ACMG has now reconsidered its core panel in light of the widespread availability of cost-effective, high-throughput DNA sequencing and more standardized variant classification and interpretation. The new ACMG CFTR list, which was published on Tuesday in Genetics in Medicine, has a set of 100 variants.

Joshua Deignan, the lead author of the paper and associate clinical professor of pathology and laboratory medicine at the University of California, Los Angeles, outlined the thinking behind the new list in a statement.

“When it was originally developed, the previous variant list set the standard for CF carrier screening in the country. Now that our databases and technologies have evolved, it was time to raise the bar and set a new minimum standard,” Deignan said. “This new recommended variant set should help ensure that CFTR variant detection is more equitable among individuals representing a variety of biogeographic ancestries.”
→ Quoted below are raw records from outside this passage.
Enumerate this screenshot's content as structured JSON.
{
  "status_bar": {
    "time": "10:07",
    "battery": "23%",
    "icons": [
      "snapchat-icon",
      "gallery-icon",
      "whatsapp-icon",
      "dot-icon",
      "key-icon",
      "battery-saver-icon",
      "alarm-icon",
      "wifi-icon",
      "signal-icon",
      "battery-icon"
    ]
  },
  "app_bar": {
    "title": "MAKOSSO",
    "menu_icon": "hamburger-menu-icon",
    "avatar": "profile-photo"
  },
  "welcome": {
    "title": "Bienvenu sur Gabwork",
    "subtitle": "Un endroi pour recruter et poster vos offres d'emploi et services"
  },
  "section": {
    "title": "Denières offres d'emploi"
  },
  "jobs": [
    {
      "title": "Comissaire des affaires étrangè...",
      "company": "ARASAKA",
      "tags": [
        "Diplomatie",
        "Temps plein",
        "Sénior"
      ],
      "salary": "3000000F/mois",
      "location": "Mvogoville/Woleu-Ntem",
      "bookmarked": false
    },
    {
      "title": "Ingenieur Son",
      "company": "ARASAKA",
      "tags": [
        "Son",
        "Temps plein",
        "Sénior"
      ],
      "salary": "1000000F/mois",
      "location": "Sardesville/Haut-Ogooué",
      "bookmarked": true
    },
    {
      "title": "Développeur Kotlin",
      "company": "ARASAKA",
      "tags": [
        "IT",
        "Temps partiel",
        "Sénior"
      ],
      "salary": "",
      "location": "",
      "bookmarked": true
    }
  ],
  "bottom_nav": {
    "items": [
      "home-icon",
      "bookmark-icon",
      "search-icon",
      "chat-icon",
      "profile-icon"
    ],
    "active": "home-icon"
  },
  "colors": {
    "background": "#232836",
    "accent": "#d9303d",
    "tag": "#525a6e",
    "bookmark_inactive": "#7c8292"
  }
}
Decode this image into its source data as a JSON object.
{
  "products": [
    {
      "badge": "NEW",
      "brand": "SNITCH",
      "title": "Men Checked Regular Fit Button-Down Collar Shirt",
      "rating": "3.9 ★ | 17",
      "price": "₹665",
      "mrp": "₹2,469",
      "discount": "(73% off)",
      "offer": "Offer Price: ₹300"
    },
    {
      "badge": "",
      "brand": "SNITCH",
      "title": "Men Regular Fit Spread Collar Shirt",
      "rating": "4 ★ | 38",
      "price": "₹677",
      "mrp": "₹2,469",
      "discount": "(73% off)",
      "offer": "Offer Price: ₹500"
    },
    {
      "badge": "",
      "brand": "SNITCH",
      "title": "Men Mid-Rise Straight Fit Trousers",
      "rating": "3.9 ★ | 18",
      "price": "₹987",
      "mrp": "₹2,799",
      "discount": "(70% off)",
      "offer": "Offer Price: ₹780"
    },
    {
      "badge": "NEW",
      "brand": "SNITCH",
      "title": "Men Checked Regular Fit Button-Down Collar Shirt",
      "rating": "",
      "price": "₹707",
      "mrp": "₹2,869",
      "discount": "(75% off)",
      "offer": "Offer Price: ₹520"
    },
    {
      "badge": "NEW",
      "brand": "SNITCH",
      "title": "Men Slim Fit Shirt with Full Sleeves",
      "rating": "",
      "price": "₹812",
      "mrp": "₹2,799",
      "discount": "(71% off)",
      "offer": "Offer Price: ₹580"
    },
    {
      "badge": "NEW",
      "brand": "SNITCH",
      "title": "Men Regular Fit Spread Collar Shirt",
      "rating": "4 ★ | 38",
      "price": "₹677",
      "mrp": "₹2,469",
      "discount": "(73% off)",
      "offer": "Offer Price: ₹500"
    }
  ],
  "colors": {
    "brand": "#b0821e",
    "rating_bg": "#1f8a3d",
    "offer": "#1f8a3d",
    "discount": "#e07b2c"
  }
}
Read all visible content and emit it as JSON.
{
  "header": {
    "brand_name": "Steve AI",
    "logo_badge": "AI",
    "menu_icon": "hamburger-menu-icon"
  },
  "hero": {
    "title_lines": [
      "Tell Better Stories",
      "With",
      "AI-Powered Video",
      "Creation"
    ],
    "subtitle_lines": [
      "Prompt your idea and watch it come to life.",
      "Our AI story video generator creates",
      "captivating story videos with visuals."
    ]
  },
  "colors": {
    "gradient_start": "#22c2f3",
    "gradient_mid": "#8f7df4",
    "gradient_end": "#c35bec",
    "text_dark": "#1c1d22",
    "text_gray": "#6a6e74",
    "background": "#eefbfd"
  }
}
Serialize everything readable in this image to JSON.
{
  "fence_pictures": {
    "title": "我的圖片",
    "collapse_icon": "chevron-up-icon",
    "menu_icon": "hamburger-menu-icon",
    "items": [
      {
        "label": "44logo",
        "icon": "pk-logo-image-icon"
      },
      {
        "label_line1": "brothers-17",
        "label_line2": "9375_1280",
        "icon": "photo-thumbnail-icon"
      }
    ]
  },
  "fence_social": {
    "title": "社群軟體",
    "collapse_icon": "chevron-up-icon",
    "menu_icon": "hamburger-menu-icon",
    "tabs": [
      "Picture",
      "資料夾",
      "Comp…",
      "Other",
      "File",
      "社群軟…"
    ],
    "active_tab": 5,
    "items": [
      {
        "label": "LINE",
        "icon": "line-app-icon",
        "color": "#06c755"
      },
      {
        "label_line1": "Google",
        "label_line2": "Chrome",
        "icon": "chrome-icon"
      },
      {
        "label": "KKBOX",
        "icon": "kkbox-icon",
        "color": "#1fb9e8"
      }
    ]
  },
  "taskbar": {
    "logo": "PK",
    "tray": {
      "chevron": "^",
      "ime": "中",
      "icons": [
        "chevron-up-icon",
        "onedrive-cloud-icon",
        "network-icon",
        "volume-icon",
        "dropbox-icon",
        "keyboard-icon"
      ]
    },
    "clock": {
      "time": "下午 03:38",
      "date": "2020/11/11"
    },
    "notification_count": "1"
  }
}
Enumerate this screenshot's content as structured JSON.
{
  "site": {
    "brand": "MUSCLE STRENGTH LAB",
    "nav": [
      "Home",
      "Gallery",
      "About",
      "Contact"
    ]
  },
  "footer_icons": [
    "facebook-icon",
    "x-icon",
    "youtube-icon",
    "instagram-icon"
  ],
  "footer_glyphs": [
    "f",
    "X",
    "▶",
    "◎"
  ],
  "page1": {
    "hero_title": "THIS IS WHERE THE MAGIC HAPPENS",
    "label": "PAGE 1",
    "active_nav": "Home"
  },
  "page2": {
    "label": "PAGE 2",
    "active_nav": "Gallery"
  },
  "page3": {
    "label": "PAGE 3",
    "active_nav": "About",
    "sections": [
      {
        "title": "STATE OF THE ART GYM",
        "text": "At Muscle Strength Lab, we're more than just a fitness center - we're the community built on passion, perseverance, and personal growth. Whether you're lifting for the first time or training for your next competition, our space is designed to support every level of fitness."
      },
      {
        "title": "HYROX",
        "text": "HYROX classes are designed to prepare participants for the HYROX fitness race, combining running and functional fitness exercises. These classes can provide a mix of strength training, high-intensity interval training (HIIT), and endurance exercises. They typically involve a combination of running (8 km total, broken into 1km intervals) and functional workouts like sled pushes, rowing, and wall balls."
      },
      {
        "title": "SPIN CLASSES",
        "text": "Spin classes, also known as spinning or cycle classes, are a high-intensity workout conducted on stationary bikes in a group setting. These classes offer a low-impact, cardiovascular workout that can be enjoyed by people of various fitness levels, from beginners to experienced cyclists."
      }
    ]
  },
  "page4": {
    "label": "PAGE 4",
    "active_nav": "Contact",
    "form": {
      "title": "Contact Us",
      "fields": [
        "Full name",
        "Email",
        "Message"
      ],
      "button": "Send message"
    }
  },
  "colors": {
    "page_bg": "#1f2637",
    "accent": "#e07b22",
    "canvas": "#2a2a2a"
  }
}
Assessments of the effectiveness of screening for the original 23 variants found that, while the panel has an almost 90% detection rate in white or Ashkenazi Jewish populations, it does not perform equally in all races. The findings spurred interest in adding race- or region-specific alleles to the original 23 variants.

Deignan and his collaborators included variants that have been established as CF-causing and are present in the Genome Aggregation Database, the largest publicly available collection of population variation from harmonized sequencing data. The collaborators took a conservative approach to picking variants, focusing on well-established pathogenic and likely pathogenic variants, to minimize concerns that people would “make reproductive decisions based on limited information.”

Page 1 of 193
Next Page